Thirteen minutes of edited video, shot by war correspondent Luke Mogelson for the New Yorker, gives an unprecedented glimpse into the surreal scenes that occurred during the Capitol riots.
Protestors were seen rifling through senatorial documents looking for “evidence”, with one phone toting protestor muttering to himself “there’s got to be something here we can f****** use against these scumbags”; nearby others argued about the optics of their behaviour and winning the “information war”.
While amateur sleuths “investigated” and argued on the senate floor, a man in a Viking helmet and wielding a US flag made animalistic noises and uttered loud profanities in the gallery above, as a member of the press took his picture. The men on the Senate floor finally settle their debate: “I think Cruz [Senator Ted Cruz] would want us to do this, I think we’re good.”
Outside, Mogelson captured the moment the protestors storm the Capitol. Moments before they had erected a noose and had been chanting and screaming at the police outside the building, a shout goes up and the crowd roars joyously up a ramp as a small number of police struggle ineffectually to hold the mob back. One protestor is heard crying: “F*** you police”.
The camera follows a group of protestors through a window into the Capitol building where a crowd is chanting: “Whose house? Our house!”
They are blocked by a group of nervous looking cops in masks who are menacingly told: “You’re outnumbered. There’s a f****** million of us out there and we are listening to Trump – your boss”. The police back away nervously allowing the protestors to walk leisurely on into the building. “We love you guys – take it easy,” they reassure the police as they file past. They continue to advance through the building with shouts of “treason!” echoing through the halls of Congress.
Protestors mill through the corridors banging on doors and looking for politicians with sarcastic cries of “knock, knock! We’re heeere!”. With no members of the house or senate in evidence others demand “where the fuck are they?”. Another protestor suggests “whilst we’re here we might as well set up a government”. One protestor takes Mike Pence’s seat but is asked to vacate it by another protestor wearing full combat gear: “I love you guys, you’re brothers, but we can’t be disrespectful”.
Capitol police are seen trailing after protestors attempting to gently persuade them to restrain themselves, with one especially bizarre scene of a policeman trying to reason with the man in a Viking helmet as he poses for another photo on the senate floor. The group eventually agree to leave, saying “we love the cops” but not before leaving a note reading “it’s only a matter of time, justice is coming” on the desk of the Vice President.

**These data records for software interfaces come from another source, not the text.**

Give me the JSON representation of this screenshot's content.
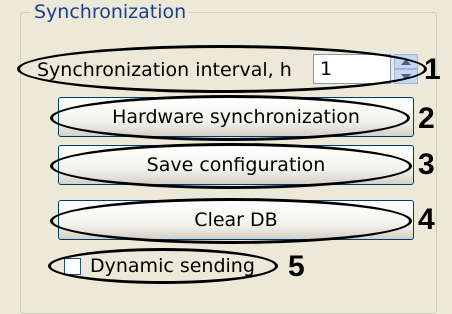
{
  "group": {
    "title": "Synchronization"
  },
  "interval": {
    "label": "Synchronization interval, h",
    "value": "1"
  },
  "buttons": {
    "hardware_sync": "Hardware synchronization",
    "save_config": "Save configuration",
    "clear_db": "Clear DB"
  },
  "dynamic_sending": {
    "label": "Dynamic sending",
    "checked": false
  },
  "callouts": [
    "1",
    "2",
    "3",
    "4",
    "5"
  ],
  "colors": {
    "background": "#ece9d8",
    "group_title": "#1b3f8f",
    "button_border": "#003c74",
    "annotation": "#000000"
  }
}
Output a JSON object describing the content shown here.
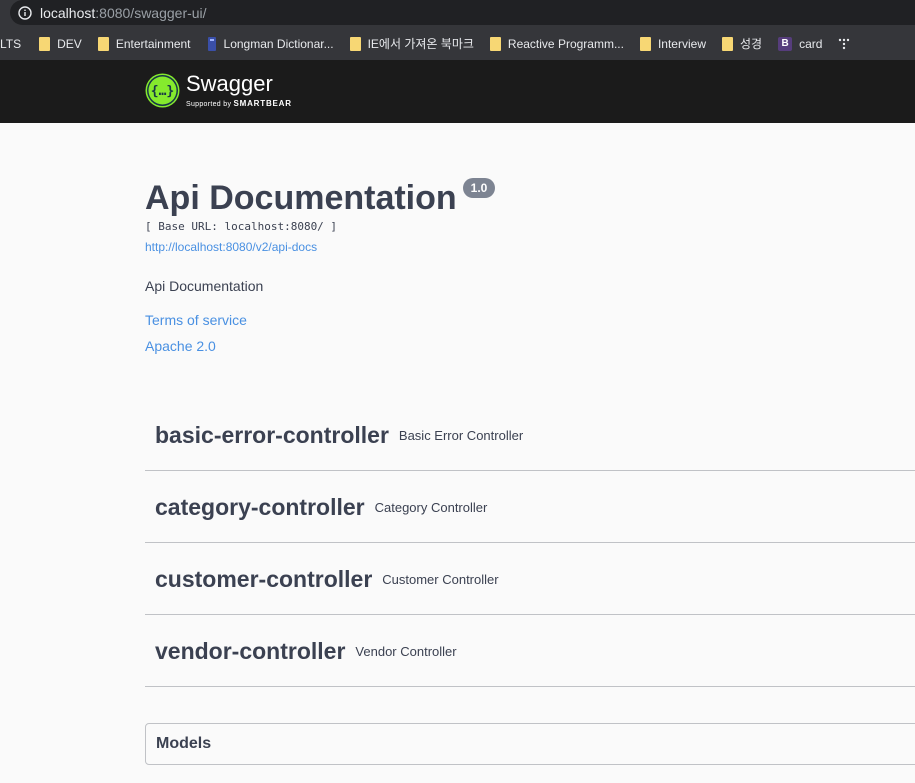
{
  "browser": {
    "url_host": "localhost",
    "url_rest": ":8080/swagger-ui/",
    "bookmarks": [
      {
        "label": "ELTS",
        "icon": "none"
      },
      {
        "label": "DEV",
        "icon": "folder-icon"
      },
      {
        "label": "Entertainment",
        "icon": "folder-icon"
      },
      {
        "label": "Longman Dictionar...",
        "icon": "longman-icon"
      },
      {
        "label": "IE에서 가져온 북마크",
        "icon": "folder-icon"
      },
      {
        "label": "Reactive Programm...",
        "icon": "folder-icon"
      },
      {
        "label": "Interview",
        "icon": "folder-icon"
      },
      {
        "label": "성경",
        "icon": "folder-icon"
      },
      {
        "label": "card",
        "icon": "bootstrap-icon"
      }
    ]
  },
  "topbar": {
    "logo_title": "Swagger",
    "logo_sub_prefix": "Supported by",
    "logo_sub_brand": "SMARTBEAR"
  },
  "info": {
    "title": "Api Documentation",
    "version": "1.0",
    "base_url": "[ Base URL: localhost:8080/ ]",
    "spec_link": "http://localhost:8080/v2/api-docs",
    "description": "Api Documentation",
    "terms": "Terms of service",
    "license": "Apache 2.0"
  },
  "tags": [
    {
      "name": "basic-error-controller",
      "description": "Basic Error Controller"
    },
    {
      "name": "category-controller",
      "description": "Category Controller"
    },
    {
      "name": "customer-controller",
      "description": "Customer Controller"
    },
    {
      "name": "vendor-controller",
      "description": "Vendor Controller"
    }
  ],
  "models": {
    "title": "Models"
  },
  "colors": {
    "link": "#4990e2",
    "text": "#3b4151",
    "logo_green": "#85ea2d",
    "topbar": "#1b1b1b"
  }
}
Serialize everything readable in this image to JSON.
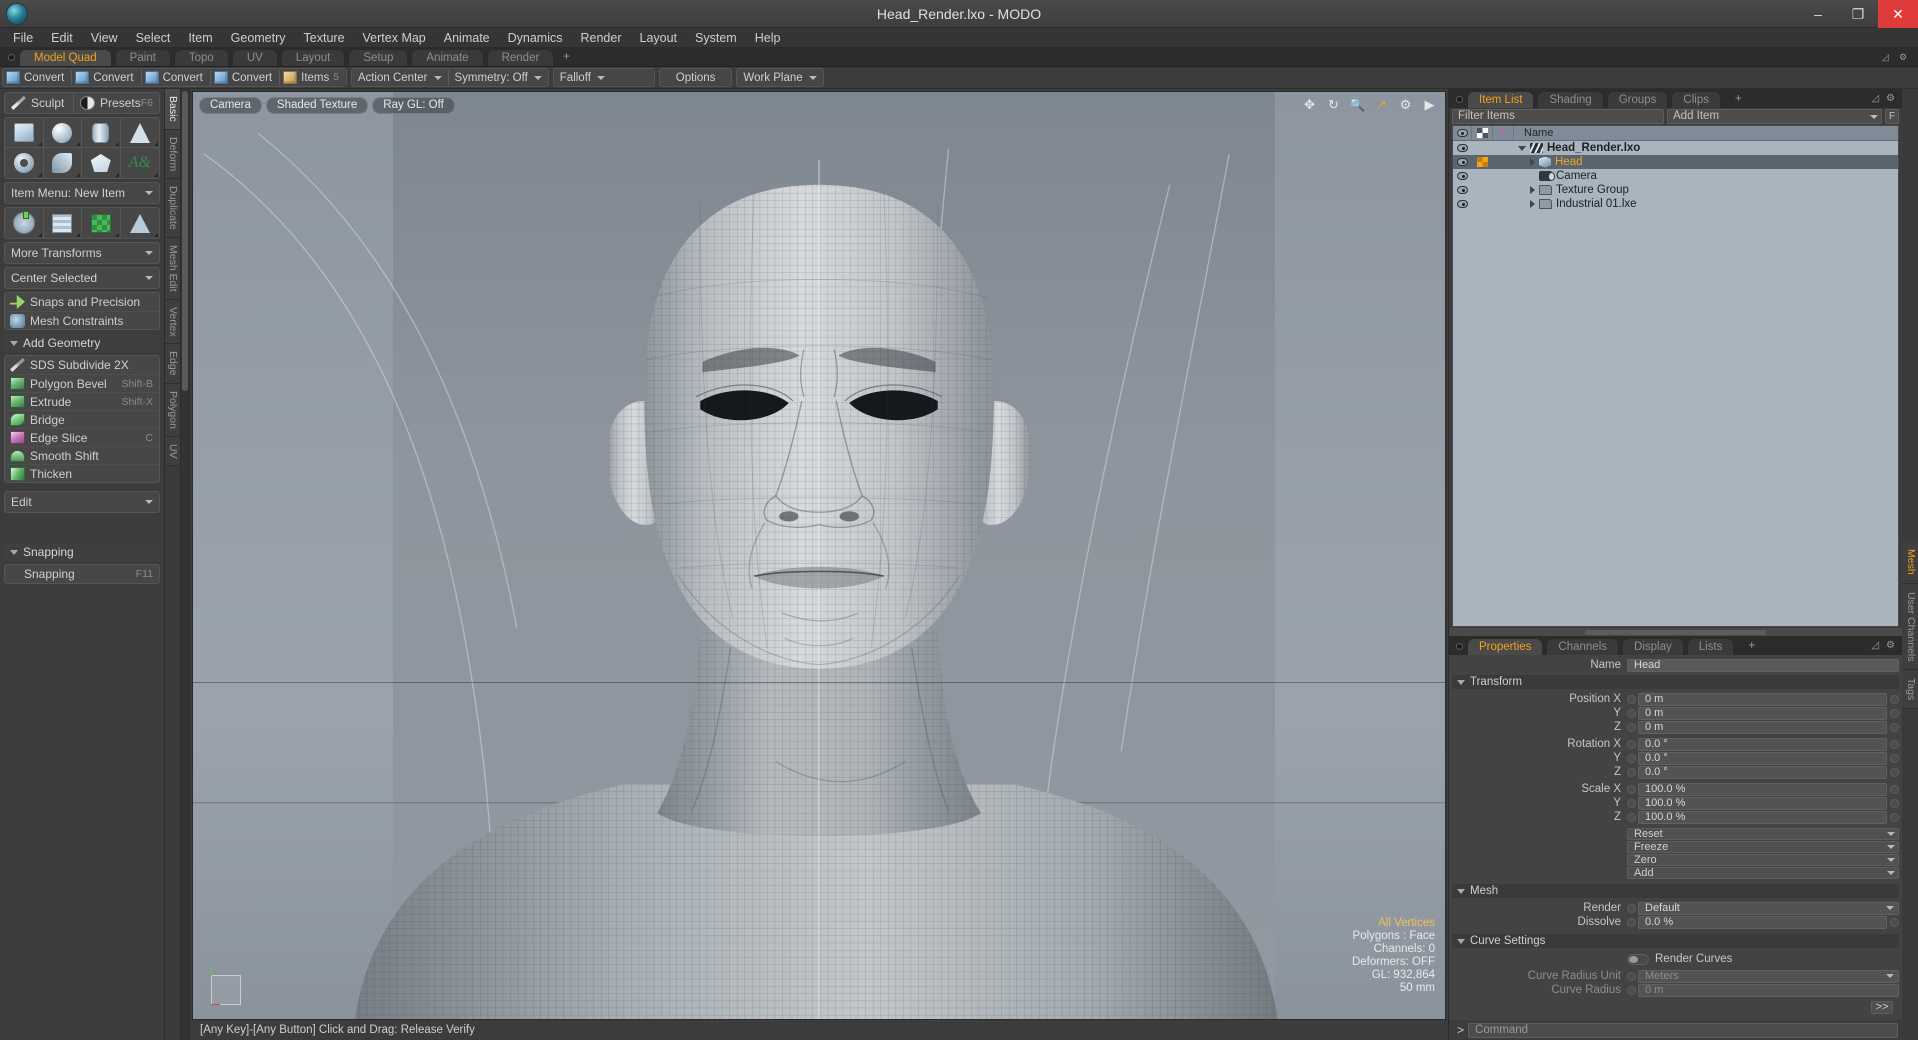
{
  "window": {
    "title": "Head_Render.lxo - MODO",
    "app_icon": "modo-logo-icon",
    "minimize": "–",
    "maximize": "❐",
    "close": "✕"
  },
  "menubar": {
    "items": [
      "File",
      "Edit",
      "View",
      "Select",
      "Item",
      "Geometry",
      "Texture",
      "Vertex Map",
      "Animate",
      "Dynamics",
      "Render",
      "Layout",
      "System",
      "Help"
    ]
  },
  "layout_tabs": {
    "items": [
      {
        "label": "Model Quad",
        "active": true
      },
      {
        "label": "Paint",
        "active": false
      },
      {
        "label": "Topo",
        "active": false
      },
      {
        "label": "UV",
        "active": false
      },
      {
        "label": "Layout",
        "active": false
      },
      {
        "label": "Setup",
        "active": false
      },
      {
        "label": "Animate",
        "active": false
      },
      {
        "label": "Render",
        "active": false
      }
    ],
    "add_label": "+"
  },
  "toolstrip": {
    "convert_buttons": [
      {
        "label": "Convert",
        "icon": "cube-blue-icon"
      },
      {
        "label": "Convert",
        "icon": "cube-blue-icon"
      },
      {
        "label": "Convert",
        "icon": "cube-blue-icon"
      },
      {
        "label": "Convert",
        "icon": "cube-blue-icon"
      }
    ],
    "items_button": {
      "label": "Items",
      "icon": "cube-gold-icon",
      "hotkey": "5"
    },
    "action_center": "Action Center",
    "symmetry": "Symmetry: Off",
    "falloff": "Falloff",
    "options": "Options",
    "work_plane": "Work Plane"
  },
  "left_toolbox": {
    "top_buttons": [
      {
        "label": "Sculpt",
        "icon": "pencil-icon"
      },
      {
        "label": "Presets",
        "icon": "sphere-half-icon",
        "hotkey": "F6"
      }
    ],
    "primitives_row1": [
      {
        "name": "cube-primitive"
      },
      {
        "name": "sphere-primitive"
      },
      {
        "name": "cylinder-primitive"
      },
      {
        "name": "cone-primitive"
      }
    ],
    "primitives_row2": [
      {
        "name": "torus-primitive"
      },
      {
        "name": "helix-primitive"
      },
      {
        "name": "polygon-primitive"
      },
      {
        "name": "text-primitive"
      }
    ],
    "item_menu": "Item Menu: New Item",
    "transform_row": [
      {
        "name": "transform-axis-tool"
      },
      {
        "name": "bend-grid-tool"
      },
      {
        "name": "checker-deform-tool"
      },
      {
        "name": "taper-tool"
      }
    ],
    "more_transforms": "More Transforms",
    "center_selected": "Center Selected",
    "snaps": [
      {
        "label": "Snaps and Precision",
        "icon": "snap-arrow-icon"
      },
      {
        "label": "Mesh Constraints",
        "icon": "mesh-constraint-icon"
      }
    ],
    "add_geometry_header": "Add Geometry",
    "geometry_items": [
      {
        "label": "SDS Subdivide 2X",
        "hotkey": "",
        "icon": "sds-icon"
      },
      {
        "label": "Polygon Bevel",
        "hotkey": "Shift-B",
        "icon": "green-cube-icon"
      },
      {
        "label": "Extrude",
        "hotkey": "Shift-X",
        "icon": "green-cube-icon"
      },
      {
        "label": "Bridge",
        "hotkey": "",
        "icon": "bridge-icon"
      },
      {
        "label": "Edge Slice",
        "hotkey": "C",
        "icon": "pink-cube-icon"
      },
      {
        "label": "Smooth Shift",
        "hotkey": "",
        "icon": "smooth-shift-icon"
      },
      {
        "label": "Thicken",
        "hotkey": "",
        "icon": "thicken-icon"
      }
    ],
    "edit_dropdown": "Edit",
    "snapping_header": "Snapping",
    "snapping_item": {
      "label": "Snapping",
      "hotkey": "F11"
    },
    "mode_tabs": [
      "Basic",
      "Deform",
      "Duplicate",
      "Mesh Edit",
      "Vertex",
      "Edge",
      "Polygon",
      "UV"
    ]
  },
  "viewport": {
    "buttons": [
      "Camera",
      "Shaded Texture",
      "Ray GL: Off"
    ],
    "icons": [
      "move-icon",
      "rotate-icon",
      "zoom-icon",
      "fit-icon",
      "gear-icon",
      "play-icon"
    ],
    "stats": {
      "selection": "All Vertices",
      "polygons": "Polygons : Face",
      "channels": "Channels: 0",
      "deformers": "Deformers: OFF",
      "gl": "GL: 932,864",
      "scale": "50 mm"
    }
  },
  "statusbar": {
    "text": "[Any Key]-[Any Button] Click and Drag:   Release Verify"
  },
  "item_list": {
    "tabs": [
      {
        "label": "Item List",
        "active": true
      },
      {
        "label": "Shading",
        "active": false
      },
      {
        "label": "Groups",
        "active": false
      },
      {
        "label": "Clips",
        "active": false
      }
    ],
    "add_tab": "+",
    "filter_placeholder": "Filter Items",
    "add_item_label": "Add Item",
    "filter_badge": "F",
    "columns": [
      "eye-icon",
      "shading-icon",
      "deform-icon",
      "Name"
    ],
    "name_column": "Name",
    "rows": [
      {
        "name": "Head_Render.lxo",
        "icon": "scene-icon",
        "indent": 0,
        "bold": true,
        "expanded": true,
        "selected": false,
        "has_eye": true,
        "has_orange": false
      },
      {
        "name": "Head",
        "icon": "mesh-icon",
        "indent": 1,
        "bold": false,
        "expanded": false,
        "selected": true,
        "has_eye": true,
        "has_orange": true
      },
      {
        "name": "Camera",
        "icon": "camera-icon",
        "indent": 1,
        "bold": false,
        "expanded": false,
        "selected": false,
        "has_eye": true,
        "has_orange": false
      },
      {
        "name": "Texture Group",
        "icon": "folder-icon",
        "indent": 1,
        "bold": false,
        "expanded": false,
        "selected": false,
        "has_eye": true,
        "has_orange": false
      },
      {
        "name": "Industrial 01.lxe",
        "icon": "folder-icon",
        "indent": 1,
        "bold": false,
        "expanded": false,
        "selected": false,
        "has_eye": true,
        "has_orange": false
      }
    ]
  },
  "properties": {
    "tabs": [
      {
        "label": "Properties",
        "active": true
      },
      {
        "label": "Channels",
        "active": false
      },
      {
        "label": "Display",
        "active": false
      },
      {
        "label": "Lists",
        "active": false
      }
    ],
    "add_tab": "+",
    "name_label": "Name",
    "name_value": "Head",
    "transform_header": "Transform",
    "transform_rows": [
      {
        "label": "Position X",
        "value": "0 m"
      },
      {
        "label": "Y",
        "value": "0 m"
      },
      {
        "label": "Z",
        "value": "0 m"
      },
      {
        "label": "Rotation X",
        "value": "0.0 °"
      },
      {
        "label": "Y",
        "value": "0.0 °"
      },
      {
        "label": "Z",
        "value": "0.0 °"
      },
      {
        "label": "Scale X",
        "value": "100.0 %"
      },
      {
        "label": "Y",
        "value": "100.0 %"
      },
      {
        "label": "Z",
        "value": "100.0 %"
      }
    ],
    "action_buttons": [
      "Reset",
      "Freeze",
      "Zero",
      "Add"
    ],
    "mesh_header": "Mesh",
    "mesh_rows": [
      {
        "label": "Render",
        "value": "Default",
        "type": "dropdown"
      },
      {
        "label": "Dissolve",
        "value": "0.0 %",
        "type": "field"
      }
    ],
    "curve_header": "Curve Settings",
    "render_curves_label": "Render Curves",
    "curve_rows": [
      {
        "label": "Curve Radius Unit",
        "value": "Meters",
        "type": "dropdown",
        "disabled": true
      },
      {
        "label": "Curve Radius",
        "value": "0 m",
        "type": "field",
        "disabled": true
      }
    ],
    "more_button": ">>"
  },
  "right_vtabs": [
    "Mesh",
    "User Channels",
    "Tags"
  ],
  "command_bar": {
    "prompt": ">",
    "placeholder": "Command"
  },
  "colors": {
    "accent": "#f2a21c",
    "panel_bg": "#3c3c3c",
    "viewport_bg": "#8d96a0",
    "close_red": "#e03b3b"
  }
}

Finally, and in perhaps the day’s most surreal moment, the protestors gather with the man in a Viking helmet behind the desk as one of them leads the group in prayer: “Jesus Christ, we invoke your name. Amen!”
The “Viking” taking to the idea continues the prayer as those around him kneel and bow their heads: “let’s all say a prayer in this sacred space. Thank you heavenly father for gracing us with this opportunity.”
Pausing to respectfully remove his helmet he continues: “Thank you for this opportunity to stand up for our God-given unalienable rights. Thank you heavenly father for getting the inspiration needed to these police officers needed to allow us in this building; to allow us to exercise our rights; to allow us to send a message to all the tyrants, the communists and the globalists that this is our nation not theirs; that we will not allow the American way of the United States of America to go down; thank you…for filling this chamber with your white light of love; with your white light of harmony; thank you for filling this chamber with patriots that love you and that love Christ…thank you for allowing us to get rid of the communists, the globalists and the traitors within our government. We love you, we thank you, in Christ’s holy name we pray!”
The video concludes with protestors milling around outside the Capitol, where one man calls for the crowd to “make a list, put all those names down, and we start hunting them down one by one.” This is greeted enthusiastically by the protestors with cheers and another man shouting, “traitors to the guillotine”.
A very different scene, and a very different prayer, unfolded earlier in the day, as described by Rear Admiral Margaret Grun Kibben, chaplain to the US House of Representatives. The former Chief of Navy Chaplains, Margaret responded calmly and decisively to the evacuation of the Capitol, looking after the confused and distressed representatives as they lined up: “My concern was to keep an eye on who was frightened, who was struggling, so that I could come alongside them — and there were a few under duress.” Kibben led them in prayer, praying for both the Representatives and the protestors, and quoting Psalm 46: “God is our refuge and strength, a very present help in trouble. Therefore we will not fear, though the earth should change, though the mountains shake in the heart of the sea.”